Problem details →
Write out every record below exactly as given. Leave the pictures out.

===== Supplied information =====

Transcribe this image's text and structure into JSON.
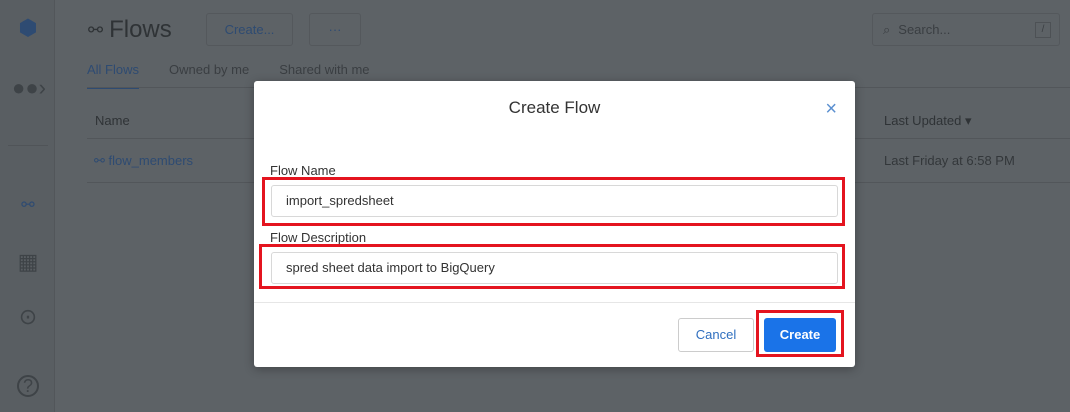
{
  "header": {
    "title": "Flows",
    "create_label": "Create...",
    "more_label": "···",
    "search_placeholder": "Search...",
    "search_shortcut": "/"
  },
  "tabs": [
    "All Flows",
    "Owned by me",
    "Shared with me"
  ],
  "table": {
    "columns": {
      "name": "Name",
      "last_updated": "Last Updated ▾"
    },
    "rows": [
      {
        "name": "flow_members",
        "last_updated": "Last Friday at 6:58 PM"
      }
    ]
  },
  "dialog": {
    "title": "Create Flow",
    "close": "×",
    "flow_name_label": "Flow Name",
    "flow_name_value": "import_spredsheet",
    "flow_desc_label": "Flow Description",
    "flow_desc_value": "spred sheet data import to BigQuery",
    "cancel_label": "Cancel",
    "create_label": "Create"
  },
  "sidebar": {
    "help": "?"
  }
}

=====

Result below →
Transcribe this image's text and structure into JSON.
{
  "header": {
    "title": "Flows",
    "create_label": "Create...",
    "more_label": "···",
    "search_placeholder": "Search...",
    "search_shortcut": "/"
  },
  "tabs": [
    "All Flows",
    "Owned by me",
    "Shared with me"
  ],
  "table": {
    "columns": {
      "name": "Name",
      "last_updated": "Last Updated ▾"
    },
    "rows": [
      {
        "name": "flow_members",
        "last_updated": "Last Friday at 6:58 PM"
      }
    ]
  },
  "dialog": {
    "title": "Create Flow",
    "close": "×",
    "flow_name_label": "Flow Name",
    "flow_name_value": "import_spredsheet",
    "flow_desc_label": "Flow Description",
    "flow_desc_value": "spred sheet data import to BigQuery",
    "cancel_label": "Cancel",
    "create_label": "Create"
  },
  "sidebar": {
    "help": "?"
  }
}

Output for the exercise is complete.